Servers and PCs are the bread and milk of the IT household. Even in slow times, they’re going to be bought in relatively big numbers. Their sales numbers often act as a bellwether for the entire industry.

IDC recently tallied up the server market for the second quarter of 2003, and while the numbers in and of themselves are interesting, the stories behind them also paint an interesting picture.

See our story on page 4 for all the details, but the bottom line is that while server sales are still nowhere near historic highs, and are down 3.6 per cent in Q2, activity is picking up. But not all servers are selling equally.

RISC servers, for instance, are not selling nearly as well as the so-called “volume” server, a category that includes boxes under US$25,000, primarily the blade and rack-mounted units.

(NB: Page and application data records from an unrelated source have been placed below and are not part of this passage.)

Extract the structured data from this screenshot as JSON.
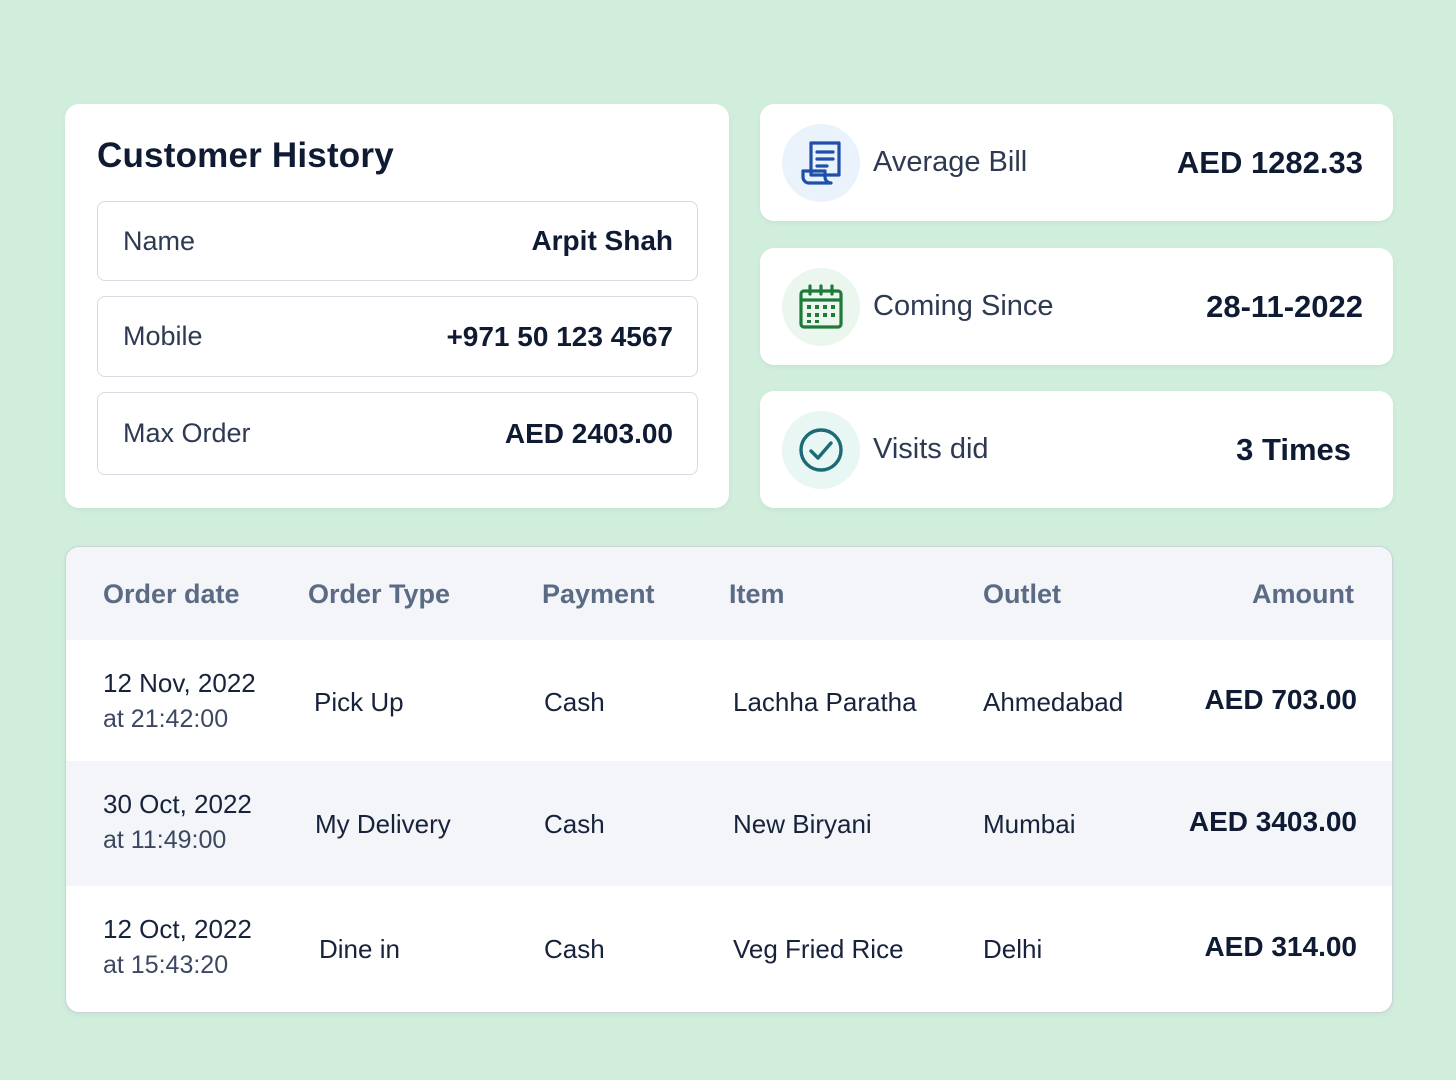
{
  "history": {
    "title": "Customer History",
    "fields": [
      {
        "label": "Name",
        "value": "Arpit Shah"
      },
      {
        "label": "Mobile",
        "value": "+971 50 123 4567"
      },
      {
        "label": "Max Order",
        "value": "AED 2403.00"
      }
    ]
  },
  "stats": [
    {
      "label": "Average Bill",
      "value": "AED 1282.33",
      "icon": "receipt-icon",
      "color": "#1f4fa8"
    },
    {
      "label": "Coming Since",
      "value": "28-11-2022",
      "icon": "calendar-icon",
      "color": "#1f7a3a"
    },
    {
      "label": "Visits did",
      "value": "3 Times",
      "icon": "check-circle-icon",
      "color": "#1a6b74"
    }
  ],
  "table": {
    "columns": [
      "Order date",
      "Order Type",
      "Payment",
      "Item",
      "Outlet",
      "Amount"
    ],
    "rows": [
      {
        "date": "12 Nov, 2022",
        "time": "at 21:42:00",
        "type": "Pick Up",
        "payment": "Cash",
        "item": "Lachha Paratha",
        "outlet": "Ahmedabad",
        "amount": "AED 703.00"
      },
      {
        "date": "30 Oct, 2022",
        "time": "at 11:49:00",
        "type": "My Delivery",
        "payment": "Cash",
        "item": "New Biryani",
        "outlet": "Mumbai",
        "amount": "AED 3403.00"
      },
      {
        "date": "12 Oct, 2022",
        "time": "at 15:43:20",
        "type": "Dine in",
        "payment": "Cash",
        "item": "Veg Fried Rice",
        "outlet": "Delhi",
        "amount": "AED 314.00"
      }
    ]
  },
  "colors": {
    "background": "#d1eedd",
    "card": "#ffffff",
    "header_text": "#5b6b85",
    "alt_row": "#f3f5f8"
  }
}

So, if viewed only in this admittedly narrow light, the strategic decision Hewlett-Packard made a few years back to convince its large RISC installed base to move to Wintel would appear to be a wise one. But officials at HP, if they pay attention to such numbers, must have some rather mixed feelings when looking at the IDC results. According to the research firm, IBM finished in top spot in overall sales with a 30.4 per cent market share. That position was formerly held by HP. Keep in mind, this is actually two companies finishing second to IBM, and that one of the key reasons for the HP-Compaq merger was to bulk up so as to better compete with Big Blue.

However, IDC did find that HP held on to the lead when it comes to Windows and Linux server sales. Given the OS landscape, and that the sales of Windows units jumped substantially in Q2, that would be encouraging news for HP in the long-term.

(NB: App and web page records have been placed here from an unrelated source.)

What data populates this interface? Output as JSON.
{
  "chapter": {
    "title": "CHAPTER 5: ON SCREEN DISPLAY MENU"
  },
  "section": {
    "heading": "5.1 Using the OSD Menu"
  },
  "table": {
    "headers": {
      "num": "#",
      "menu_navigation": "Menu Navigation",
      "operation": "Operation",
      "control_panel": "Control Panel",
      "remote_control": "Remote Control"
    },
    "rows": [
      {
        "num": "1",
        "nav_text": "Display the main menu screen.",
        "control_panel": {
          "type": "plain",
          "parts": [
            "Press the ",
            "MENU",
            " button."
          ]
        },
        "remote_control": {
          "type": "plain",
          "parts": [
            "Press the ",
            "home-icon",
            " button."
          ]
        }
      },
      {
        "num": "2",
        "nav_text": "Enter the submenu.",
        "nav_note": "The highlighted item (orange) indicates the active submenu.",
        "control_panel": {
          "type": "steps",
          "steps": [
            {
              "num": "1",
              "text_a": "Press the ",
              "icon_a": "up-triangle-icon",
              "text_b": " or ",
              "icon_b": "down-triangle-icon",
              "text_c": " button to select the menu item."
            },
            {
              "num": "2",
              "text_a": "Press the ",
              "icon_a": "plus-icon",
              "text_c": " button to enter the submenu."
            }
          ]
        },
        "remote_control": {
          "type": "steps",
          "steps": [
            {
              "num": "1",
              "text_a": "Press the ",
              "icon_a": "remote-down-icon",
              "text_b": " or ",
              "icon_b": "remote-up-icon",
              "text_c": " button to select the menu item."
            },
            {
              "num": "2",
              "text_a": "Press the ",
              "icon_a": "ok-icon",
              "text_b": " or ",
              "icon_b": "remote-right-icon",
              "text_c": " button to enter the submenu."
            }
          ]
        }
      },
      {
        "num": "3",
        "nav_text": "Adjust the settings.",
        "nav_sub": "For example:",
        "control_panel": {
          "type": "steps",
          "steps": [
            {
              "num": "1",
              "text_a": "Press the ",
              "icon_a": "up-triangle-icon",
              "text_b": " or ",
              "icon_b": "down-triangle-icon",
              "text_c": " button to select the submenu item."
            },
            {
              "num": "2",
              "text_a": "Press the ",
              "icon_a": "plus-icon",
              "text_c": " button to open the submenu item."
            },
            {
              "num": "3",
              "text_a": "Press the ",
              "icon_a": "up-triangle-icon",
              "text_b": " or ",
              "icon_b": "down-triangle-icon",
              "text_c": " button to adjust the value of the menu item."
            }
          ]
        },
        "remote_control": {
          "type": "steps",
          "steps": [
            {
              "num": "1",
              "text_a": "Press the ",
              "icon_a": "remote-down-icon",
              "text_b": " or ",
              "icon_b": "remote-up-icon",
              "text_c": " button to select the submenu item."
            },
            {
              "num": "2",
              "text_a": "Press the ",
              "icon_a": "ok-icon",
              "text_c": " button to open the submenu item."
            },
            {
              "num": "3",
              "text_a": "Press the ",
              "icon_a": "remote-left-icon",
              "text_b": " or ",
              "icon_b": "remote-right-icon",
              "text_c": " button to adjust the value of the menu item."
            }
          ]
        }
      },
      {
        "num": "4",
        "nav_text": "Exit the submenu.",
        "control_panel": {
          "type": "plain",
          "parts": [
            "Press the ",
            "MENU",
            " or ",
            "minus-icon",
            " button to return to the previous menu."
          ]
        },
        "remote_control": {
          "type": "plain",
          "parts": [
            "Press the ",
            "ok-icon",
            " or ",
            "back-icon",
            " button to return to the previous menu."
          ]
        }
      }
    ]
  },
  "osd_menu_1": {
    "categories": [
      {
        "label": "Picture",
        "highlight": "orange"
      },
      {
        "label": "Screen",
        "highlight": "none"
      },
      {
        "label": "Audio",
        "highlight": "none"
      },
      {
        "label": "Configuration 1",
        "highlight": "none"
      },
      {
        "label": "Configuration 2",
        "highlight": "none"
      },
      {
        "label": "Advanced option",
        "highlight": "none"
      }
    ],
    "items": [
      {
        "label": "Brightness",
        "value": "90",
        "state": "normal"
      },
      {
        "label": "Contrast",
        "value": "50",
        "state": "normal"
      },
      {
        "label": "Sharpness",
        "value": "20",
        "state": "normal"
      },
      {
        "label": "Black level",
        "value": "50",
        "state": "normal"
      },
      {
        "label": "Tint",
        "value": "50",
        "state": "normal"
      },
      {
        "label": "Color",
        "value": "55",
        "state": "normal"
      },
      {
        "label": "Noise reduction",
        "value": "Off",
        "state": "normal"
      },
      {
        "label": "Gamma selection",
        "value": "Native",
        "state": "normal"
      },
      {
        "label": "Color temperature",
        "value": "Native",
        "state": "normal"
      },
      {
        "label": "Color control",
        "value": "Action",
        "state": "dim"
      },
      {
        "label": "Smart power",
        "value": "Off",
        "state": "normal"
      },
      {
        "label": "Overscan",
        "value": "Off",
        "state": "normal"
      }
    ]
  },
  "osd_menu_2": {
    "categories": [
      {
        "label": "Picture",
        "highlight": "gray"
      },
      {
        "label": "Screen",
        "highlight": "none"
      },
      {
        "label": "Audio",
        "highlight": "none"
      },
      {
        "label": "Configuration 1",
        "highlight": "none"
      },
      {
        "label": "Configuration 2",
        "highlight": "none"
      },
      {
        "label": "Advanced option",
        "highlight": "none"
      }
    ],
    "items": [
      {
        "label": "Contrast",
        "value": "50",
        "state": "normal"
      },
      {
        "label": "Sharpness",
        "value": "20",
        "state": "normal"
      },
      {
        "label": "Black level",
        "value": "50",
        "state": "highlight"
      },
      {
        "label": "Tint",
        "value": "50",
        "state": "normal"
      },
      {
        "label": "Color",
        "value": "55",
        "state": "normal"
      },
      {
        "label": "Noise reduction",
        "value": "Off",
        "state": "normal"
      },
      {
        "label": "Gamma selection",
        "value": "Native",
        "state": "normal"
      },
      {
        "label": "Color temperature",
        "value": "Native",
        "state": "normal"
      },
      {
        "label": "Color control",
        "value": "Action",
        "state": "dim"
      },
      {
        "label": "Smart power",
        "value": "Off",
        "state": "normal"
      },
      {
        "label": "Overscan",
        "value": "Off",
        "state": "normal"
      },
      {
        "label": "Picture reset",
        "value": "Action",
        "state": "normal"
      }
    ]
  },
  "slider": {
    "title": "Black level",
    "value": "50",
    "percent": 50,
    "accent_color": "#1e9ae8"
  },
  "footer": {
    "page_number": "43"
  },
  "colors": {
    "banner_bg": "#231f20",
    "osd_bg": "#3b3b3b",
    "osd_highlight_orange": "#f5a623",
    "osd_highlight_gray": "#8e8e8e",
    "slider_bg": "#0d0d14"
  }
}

So viewed in this context, and although its Intel-based sales did rise, IBM doesn’t look quite so secure.

And what of Sun Microsystems? Its overall share and revenues dropped, although it’s now sitting atop the Unix server market, edging out HP. But in this landscape, what does sitting atop the Unix market mean? And what of its relatively arms-length relationship with Linux?

These shifts are proof positive of the underlying user patterns. For the first time since its birth, observers say Unix may now be in a state of decline within corporate IT departments, relenting under the competitive pressure of less costly and increasingly beefier Windows and Linux. Thus, the trend that’s already underway of subtly distancing themselves from RISC is likely permanent.

Of course, a few percentage points in a single quarter hardly tells a complete picture, and numbers can be painted any which way. But rest assured there is a shakeout in the server space. It’s just that this one is occurring in slow motion.